▸ **DATASET EXTRACT**:
______________________________

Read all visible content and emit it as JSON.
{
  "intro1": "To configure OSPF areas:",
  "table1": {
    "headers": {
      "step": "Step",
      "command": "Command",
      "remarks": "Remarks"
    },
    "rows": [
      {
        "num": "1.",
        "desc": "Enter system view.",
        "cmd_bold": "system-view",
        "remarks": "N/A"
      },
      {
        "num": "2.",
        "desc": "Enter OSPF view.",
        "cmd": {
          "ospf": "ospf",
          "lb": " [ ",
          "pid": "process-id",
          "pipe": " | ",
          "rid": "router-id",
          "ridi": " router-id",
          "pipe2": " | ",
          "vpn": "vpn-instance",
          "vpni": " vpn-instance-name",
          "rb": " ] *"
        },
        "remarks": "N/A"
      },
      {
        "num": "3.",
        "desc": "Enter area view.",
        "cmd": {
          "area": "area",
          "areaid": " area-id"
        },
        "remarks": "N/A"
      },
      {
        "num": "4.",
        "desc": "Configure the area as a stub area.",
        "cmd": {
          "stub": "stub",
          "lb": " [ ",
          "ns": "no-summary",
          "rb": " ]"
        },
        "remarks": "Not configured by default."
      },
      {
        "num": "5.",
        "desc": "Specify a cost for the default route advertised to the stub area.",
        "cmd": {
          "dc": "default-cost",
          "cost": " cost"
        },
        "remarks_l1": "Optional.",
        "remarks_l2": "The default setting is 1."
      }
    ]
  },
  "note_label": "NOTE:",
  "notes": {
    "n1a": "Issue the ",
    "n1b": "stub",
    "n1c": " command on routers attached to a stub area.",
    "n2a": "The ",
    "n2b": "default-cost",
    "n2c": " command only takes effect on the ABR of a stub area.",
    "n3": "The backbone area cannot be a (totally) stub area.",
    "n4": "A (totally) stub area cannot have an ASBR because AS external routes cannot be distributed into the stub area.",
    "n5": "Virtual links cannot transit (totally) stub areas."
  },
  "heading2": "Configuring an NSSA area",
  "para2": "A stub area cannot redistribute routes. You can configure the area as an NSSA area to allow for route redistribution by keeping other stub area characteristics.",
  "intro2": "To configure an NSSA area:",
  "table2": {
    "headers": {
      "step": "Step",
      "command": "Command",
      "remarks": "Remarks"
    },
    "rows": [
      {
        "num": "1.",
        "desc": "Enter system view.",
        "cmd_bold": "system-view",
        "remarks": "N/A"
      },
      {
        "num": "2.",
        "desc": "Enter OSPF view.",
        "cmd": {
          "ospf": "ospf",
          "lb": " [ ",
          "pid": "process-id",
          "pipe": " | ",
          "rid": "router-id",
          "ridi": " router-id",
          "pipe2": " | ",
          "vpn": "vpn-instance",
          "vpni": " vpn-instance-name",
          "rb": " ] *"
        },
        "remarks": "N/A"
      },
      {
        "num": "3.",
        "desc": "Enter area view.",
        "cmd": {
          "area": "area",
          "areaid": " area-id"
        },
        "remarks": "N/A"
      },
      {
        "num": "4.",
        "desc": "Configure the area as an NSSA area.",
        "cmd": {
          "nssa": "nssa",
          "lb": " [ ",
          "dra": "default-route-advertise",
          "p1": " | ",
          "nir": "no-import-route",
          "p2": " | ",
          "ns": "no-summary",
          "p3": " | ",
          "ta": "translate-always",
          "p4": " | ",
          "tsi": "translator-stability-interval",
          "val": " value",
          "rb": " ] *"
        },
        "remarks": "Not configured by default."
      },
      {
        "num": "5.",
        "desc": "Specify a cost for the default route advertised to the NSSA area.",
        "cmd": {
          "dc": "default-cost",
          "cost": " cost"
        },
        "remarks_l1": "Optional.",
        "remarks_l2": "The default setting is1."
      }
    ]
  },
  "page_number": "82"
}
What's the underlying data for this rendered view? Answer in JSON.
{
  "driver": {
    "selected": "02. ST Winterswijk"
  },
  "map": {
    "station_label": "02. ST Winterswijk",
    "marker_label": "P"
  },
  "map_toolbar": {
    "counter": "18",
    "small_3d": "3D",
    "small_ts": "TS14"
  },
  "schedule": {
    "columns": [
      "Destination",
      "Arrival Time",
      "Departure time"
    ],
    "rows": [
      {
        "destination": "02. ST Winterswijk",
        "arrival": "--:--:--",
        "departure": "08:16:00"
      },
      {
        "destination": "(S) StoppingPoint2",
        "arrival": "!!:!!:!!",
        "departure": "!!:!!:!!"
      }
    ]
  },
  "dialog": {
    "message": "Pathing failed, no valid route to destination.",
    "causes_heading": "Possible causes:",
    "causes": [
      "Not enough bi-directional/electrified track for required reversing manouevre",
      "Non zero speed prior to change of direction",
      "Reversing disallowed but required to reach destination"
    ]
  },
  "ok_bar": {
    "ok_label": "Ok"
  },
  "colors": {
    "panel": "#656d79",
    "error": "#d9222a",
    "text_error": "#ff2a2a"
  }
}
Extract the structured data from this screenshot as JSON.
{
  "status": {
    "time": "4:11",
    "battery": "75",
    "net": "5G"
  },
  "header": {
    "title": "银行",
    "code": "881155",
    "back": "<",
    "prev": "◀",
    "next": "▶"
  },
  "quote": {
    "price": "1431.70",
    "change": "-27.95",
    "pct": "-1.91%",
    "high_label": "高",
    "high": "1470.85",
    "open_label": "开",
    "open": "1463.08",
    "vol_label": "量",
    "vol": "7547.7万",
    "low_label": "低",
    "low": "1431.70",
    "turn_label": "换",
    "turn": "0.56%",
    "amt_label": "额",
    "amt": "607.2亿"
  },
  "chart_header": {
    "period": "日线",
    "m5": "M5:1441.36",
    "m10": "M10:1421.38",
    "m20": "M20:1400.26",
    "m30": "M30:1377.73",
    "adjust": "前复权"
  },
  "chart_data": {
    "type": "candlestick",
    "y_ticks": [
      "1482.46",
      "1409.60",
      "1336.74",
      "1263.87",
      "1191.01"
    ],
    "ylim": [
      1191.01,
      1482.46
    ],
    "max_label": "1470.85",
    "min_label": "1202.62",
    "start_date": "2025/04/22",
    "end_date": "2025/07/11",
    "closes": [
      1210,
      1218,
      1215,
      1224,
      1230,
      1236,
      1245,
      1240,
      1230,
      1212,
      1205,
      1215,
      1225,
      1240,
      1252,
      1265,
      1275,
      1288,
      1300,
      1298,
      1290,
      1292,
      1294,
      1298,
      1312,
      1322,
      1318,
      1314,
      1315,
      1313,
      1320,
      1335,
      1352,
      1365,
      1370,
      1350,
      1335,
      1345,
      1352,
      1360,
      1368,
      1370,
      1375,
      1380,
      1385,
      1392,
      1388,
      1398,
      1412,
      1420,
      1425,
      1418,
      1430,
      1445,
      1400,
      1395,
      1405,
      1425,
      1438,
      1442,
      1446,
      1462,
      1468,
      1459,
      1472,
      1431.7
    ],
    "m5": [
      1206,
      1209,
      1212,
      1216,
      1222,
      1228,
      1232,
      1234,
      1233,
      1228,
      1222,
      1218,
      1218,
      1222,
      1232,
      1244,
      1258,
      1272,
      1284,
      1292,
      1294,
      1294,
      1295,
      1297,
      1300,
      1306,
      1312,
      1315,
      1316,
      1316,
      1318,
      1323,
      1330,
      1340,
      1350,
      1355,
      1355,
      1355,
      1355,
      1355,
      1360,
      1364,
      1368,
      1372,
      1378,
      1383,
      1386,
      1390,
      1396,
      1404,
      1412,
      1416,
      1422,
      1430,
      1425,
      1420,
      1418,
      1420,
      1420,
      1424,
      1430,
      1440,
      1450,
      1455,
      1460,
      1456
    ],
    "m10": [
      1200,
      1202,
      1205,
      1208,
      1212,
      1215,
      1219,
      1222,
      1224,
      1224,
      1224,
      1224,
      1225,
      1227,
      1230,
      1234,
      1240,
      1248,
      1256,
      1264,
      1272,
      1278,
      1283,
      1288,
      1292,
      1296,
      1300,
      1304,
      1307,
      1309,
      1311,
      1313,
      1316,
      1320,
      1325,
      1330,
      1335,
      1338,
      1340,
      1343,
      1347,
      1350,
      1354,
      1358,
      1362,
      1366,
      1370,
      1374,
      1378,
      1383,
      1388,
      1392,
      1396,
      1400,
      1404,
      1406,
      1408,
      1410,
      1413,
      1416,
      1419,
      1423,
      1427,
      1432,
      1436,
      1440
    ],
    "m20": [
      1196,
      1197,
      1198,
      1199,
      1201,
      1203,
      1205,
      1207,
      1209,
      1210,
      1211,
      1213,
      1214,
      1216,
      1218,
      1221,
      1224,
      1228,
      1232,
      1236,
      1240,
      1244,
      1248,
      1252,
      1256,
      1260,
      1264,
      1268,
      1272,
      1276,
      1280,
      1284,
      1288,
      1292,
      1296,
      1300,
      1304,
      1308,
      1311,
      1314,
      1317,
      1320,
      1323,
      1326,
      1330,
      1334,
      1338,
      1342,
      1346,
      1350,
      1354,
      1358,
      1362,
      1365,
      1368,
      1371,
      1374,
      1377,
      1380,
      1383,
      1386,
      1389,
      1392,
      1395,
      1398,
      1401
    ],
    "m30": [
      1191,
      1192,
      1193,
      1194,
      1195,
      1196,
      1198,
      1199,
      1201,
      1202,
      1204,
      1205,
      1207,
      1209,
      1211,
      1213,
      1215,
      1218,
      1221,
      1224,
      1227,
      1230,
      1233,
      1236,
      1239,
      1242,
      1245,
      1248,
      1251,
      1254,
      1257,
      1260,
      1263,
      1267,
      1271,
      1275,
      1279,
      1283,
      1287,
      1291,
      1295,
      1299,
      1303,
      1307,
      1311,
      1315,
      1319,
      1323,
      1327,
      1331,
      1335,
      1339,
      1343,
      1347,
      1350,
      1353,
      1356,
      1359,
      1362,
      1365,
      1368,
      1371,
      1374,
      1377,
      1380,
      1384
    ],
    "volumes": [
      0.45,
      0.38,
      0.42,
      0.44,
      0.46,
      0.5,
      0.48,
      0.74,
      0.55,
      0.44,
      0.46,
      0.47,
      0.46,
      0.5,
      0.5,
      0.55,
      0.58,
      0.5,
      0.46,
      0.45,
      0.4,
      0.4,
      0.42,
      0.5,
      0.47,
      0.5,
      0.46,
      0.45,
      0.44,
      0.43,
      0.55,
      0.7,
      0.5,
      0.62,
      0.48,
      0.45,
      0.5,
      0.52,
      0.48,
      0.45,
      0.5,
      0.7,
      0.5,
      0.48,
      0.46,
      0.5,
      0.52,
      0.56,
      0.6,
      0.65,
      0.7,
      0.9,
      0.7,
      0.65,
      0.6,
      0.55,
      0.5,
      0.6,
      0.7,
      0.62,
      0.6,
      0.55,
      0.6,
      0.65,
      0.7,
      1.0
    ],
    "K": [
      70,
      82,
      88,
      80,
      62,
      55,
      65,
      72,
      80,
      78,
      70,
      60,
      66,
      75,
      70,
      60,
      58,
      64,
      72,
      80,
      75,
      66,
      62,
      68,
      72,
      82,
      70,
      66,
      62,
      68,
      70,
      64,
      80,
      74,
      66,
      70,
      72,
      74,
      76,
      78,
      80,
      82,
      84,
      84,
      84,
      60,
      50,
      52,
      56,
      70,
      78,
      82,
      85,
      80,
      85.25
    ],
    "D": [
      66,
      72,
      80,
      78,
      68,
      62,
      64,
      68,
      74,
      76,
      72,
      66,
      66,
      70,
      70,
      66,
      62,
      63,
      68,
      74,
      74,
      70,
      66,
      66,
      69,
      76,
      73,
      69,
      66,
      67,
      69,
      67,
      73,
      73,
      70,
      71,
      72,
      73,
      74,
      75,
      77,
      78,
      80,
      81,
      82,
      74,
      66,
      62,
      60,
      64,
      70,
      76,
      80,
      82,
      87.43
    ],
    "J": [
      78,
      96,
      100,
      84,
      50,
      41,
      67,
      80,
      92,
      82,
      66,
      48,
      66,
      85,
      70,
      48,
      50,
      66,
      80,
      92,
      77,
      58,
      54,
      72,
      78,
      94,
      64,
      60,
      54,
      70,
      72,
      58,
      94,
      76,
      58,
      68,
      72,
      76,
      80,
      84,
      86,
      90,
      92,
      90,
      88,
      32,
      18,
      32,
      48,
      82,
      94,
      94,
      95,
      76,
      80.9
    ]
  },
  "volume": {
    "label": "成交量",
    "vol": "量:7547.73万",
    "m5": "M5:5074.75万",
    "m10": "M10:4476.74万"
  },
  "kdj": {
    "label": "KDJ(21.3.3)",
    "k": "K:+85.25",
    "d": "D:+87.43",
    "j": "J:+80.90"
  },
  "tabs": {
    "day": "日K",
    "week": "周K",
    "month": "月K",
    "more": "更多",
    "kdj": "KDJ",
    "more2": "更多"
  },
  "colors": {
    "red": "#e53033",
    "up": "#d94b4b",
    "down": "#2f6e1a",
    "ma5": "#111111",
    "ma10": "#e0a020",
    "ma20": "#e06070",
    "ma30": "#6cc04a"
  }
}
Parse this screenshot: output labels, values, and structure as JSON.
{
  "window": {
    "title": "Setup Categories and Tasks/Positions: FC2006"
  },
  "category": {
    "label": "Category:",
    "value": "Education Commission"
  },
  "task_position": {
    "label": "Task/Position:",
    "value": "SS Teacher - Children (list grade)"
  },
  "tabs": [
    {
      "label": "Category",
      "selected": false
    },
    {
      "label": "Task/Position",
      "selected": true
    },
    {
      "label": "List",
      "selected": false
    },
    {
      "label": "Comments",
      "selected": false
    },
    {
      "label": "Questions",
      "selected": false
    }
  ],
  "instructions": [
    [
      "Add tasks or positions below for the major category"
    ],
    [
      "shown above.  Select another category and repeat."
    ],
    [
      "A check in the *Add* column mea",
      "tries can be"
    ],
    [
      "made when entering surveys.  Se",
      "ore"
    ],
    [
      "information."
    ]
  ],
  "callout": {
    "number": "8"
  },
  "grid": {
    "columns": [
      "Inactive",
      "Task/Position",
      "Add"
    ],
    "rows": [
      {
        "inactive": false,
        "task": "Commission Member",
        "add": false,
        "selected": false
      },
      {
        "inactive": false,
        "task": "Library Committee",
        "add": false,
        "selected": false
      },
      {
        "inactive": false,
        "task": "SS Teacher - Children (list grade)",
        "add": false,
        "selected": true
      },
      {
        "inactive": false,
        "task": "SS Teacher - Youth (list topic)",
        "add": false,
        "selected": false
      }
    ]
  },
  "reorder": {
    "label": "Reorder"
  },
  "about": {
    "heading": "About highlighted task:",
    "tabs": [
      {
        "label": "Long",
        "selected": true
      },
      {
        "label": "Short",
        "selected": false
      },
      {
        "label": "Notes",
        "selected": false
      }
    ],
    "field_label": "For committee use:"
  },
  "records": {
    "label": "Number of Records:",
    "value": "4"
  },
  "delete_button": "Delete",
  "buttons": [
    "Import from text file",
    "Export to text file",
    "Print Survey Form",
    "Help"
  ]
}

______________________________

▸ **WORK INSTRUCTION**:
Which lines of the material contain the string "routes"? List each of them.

▸ **COMPLETED EXERCISE**:
    "n4": "A (totally) stub area cannot have an ASBR because AS external routes cannot be distributed into the stub area.",
  "para2": "A stub area cannot redistribute routes. You can configure the area as an NSSA area to allow for route redistribution by keeping other stub area characteristics.",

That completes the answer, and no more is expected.